Viewpoint: What does the future of work look like?



Viewpoint: What does the future of work look like?

Posted by: Bizjournals

It is a question we can’t afford to speculate on, as automation, artificial intelligence, and the cloud are all changing the nature of work dramatically.

Predictions about the impact of digital transformations on the job market are so disparate that only two certain conclusions can be made: We don’t know how many jobs will be lost or created due to technological progress, and dramatic change in the nature of work will continue to unfold. Augmented by machines or by algorithms, how we work will be transformed — whether on a Xianchen factory floor or in high-rise offices in Boston.

MIT Solve has made advancing solutions to tough challenges its mission.
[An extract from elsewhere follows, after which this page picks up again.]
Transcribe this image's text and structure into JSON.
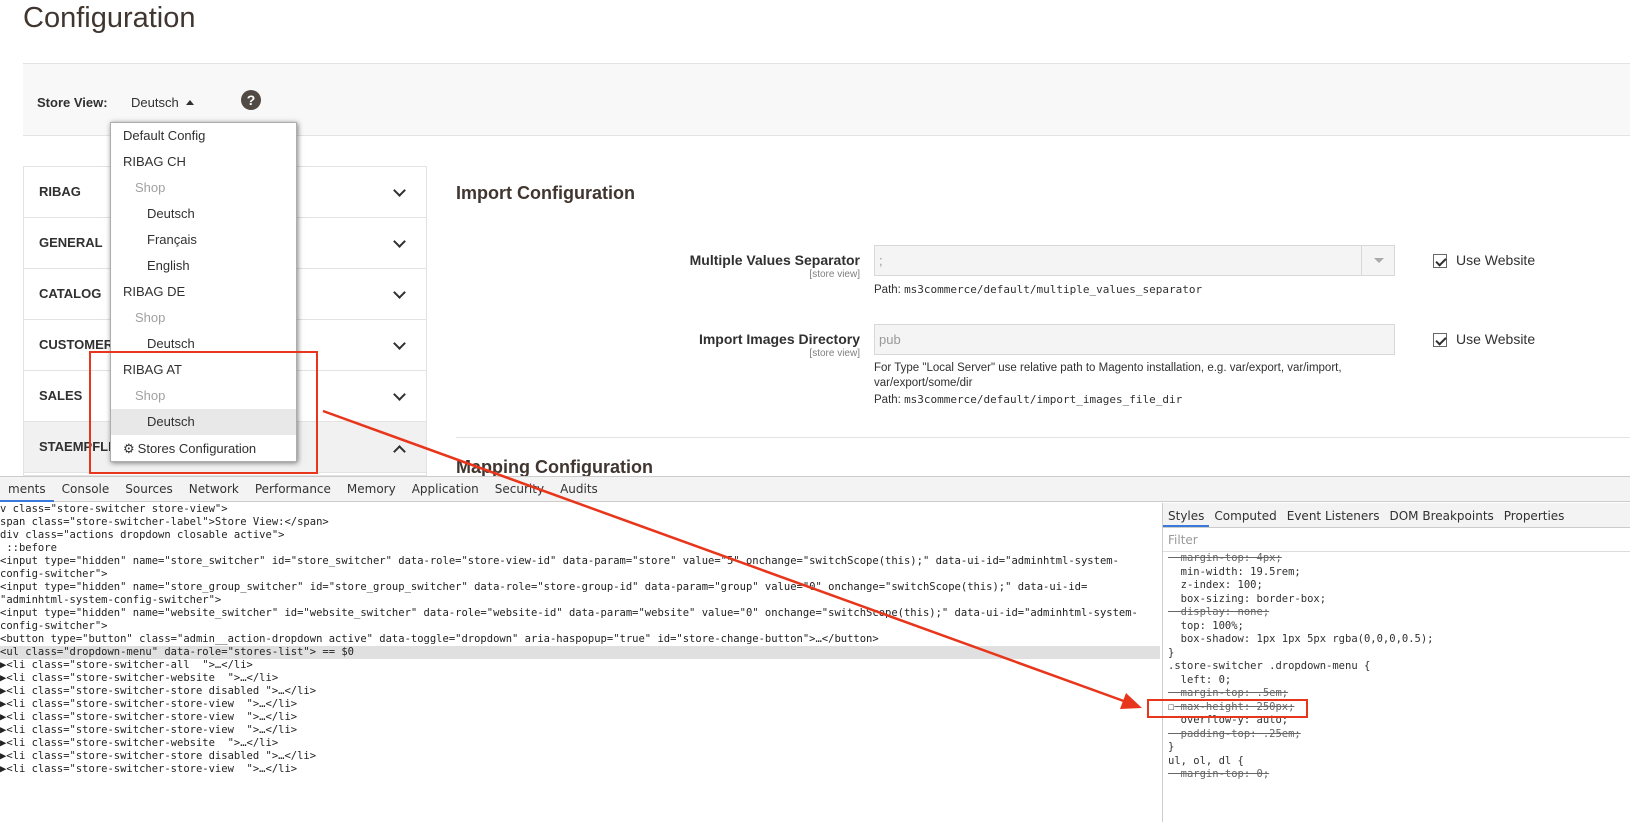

Solve, an initiative of the Massachusetts Institute of Technology, is a marketplace for social impact innovation that focuses on four issue areas: sustainability, health, learning, and economic prosperity — the last of which can’t be achieved without solid jobs.

Tech advancements will create new jobs and industries we have yet to imagine. They will liberate us from rote tasks, increase our productivity and leave us time to explore our creativity. However, it is critical that we use technology to mitigate this transition for those left behind, and ensure it expands the possibilities for everyone to attain their full potential.

Some jobs are threatened by redundancy, others are growing rapidly; all will require different skill sets. Re-skilling those in the global labor force to ensure they have access to new opportunities afforded by automation, and up-skilling everyone to gain adaptable skills, will be crucial to ensure we remain not just employable, but also achieve fulfilling careers.

A path to innovative job creation is the gig economy, as an increasing number of people take up flexible work as contractors and freelancers. In the US alone, 34% of the workforce is freelancing. Supplementing those platforms that facilitate the exchange of goods, services, and capital, with safety nets that protect the health and rights of workers is crucial in making no-collar jobs—including ride-share drivers—a path to climbing up the socio-economic ladder. Interestingly, those same platforms can serve as a gateway to global markets for local artisans and craftspeople (with the cultural sectors counting up to 3% of global GDP).

At MIT Solve, we aim to find and support tech-based solutions that ensure everyone can fully participate and profit from new work opportunities afforded by AI and other tech advances. A member of a previous Solver class, Laboratoria, trains women in Latin America to become web developers and designers and connects them with technology companies seeking their talent. And DoctHERS reintegrates the 50,000 licensed female healthcare providers who are excluded from the Pakistani workforce by using a digital health platform to connect remotely located female doctors to health consumers in need.

We must offer pathways like these to up-skill workers; connect them to the demands of employers; and develop inclusive platforms that support temporary, informal and freelance workers, to help provide increased stability.

Finally, we must support women and marginalized groups to participate early in the creation of new technologies, so that they can actively shape the industries of the future and prosper.

Creating jobs is challenging, we know. But so much greatness has been born of a simply good idea. We encourage anyone with a solution that will expand and enhance work opportunities of the future to submit it to www.solve.mit.edu/challenges and join the MIT Solve community.

Hala Hanna is managing director, MIT Solve.


A little more about mibuni...


Leave a Reply